WHAT YOU NEED TO DO
What is the number of lines in the entries below that include the word "placeholder"? Provide the number only.

[Entries from a dataset of interfaces]

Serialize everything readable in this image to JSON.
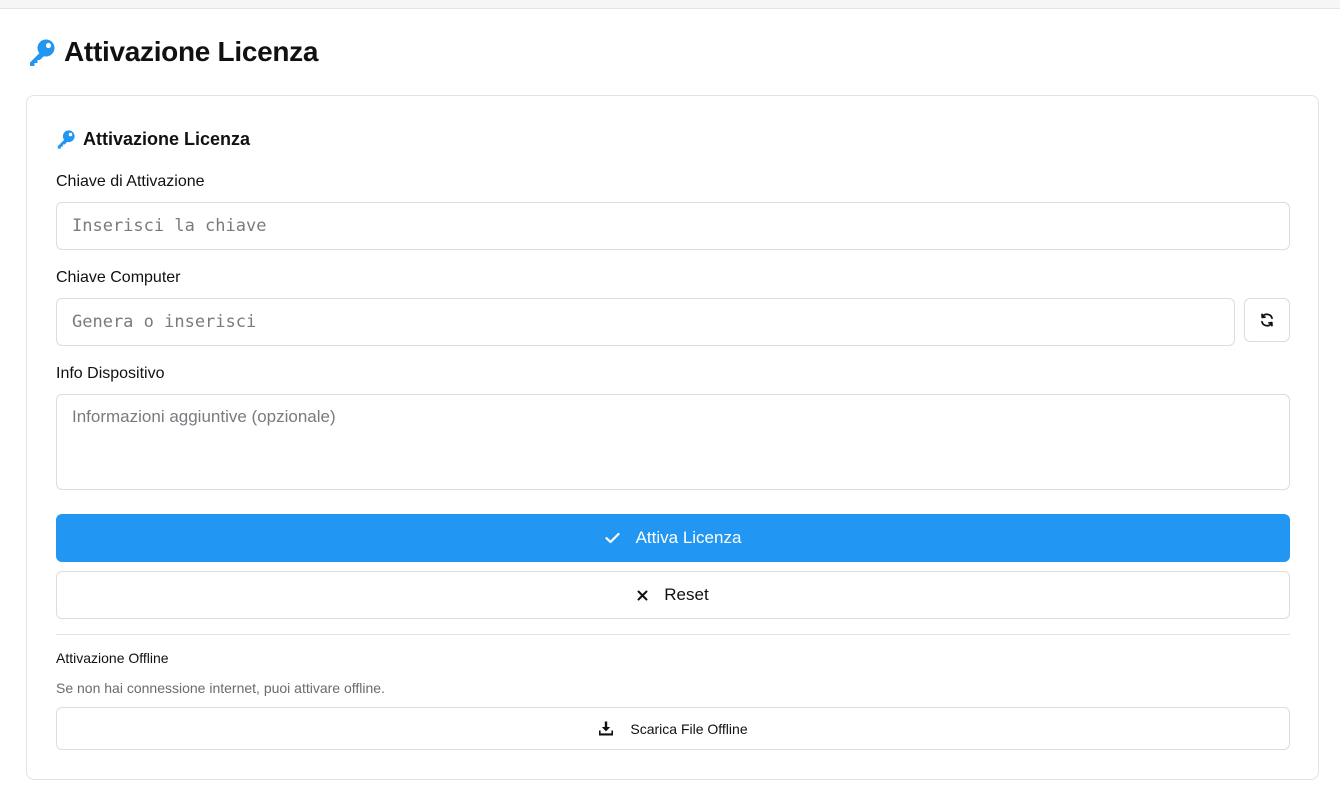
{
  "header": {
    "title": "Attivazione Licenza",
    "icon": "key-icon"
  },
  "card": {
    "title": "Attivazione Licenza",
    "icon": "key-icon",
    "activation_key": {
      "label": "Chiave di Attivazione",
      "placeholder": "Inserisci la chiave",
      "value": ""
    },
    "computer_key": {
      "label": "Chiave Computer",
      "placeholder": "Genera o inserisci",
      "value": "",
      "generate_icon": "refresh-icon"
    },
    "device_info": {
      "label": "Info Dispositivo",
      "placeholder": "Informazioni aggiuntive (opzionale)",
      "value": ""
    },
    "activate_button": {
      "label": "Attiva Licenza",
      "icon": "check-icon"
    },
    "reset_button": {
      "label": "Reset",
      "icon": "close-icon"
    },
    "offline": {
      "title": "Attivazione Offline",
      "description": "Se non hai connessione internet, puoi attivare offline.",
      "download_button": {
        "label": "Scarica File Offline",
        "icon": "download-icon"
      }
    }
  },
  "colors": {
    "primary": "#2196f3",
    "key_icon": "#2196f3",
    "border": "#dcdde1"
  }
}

RESPONSE BELOW
3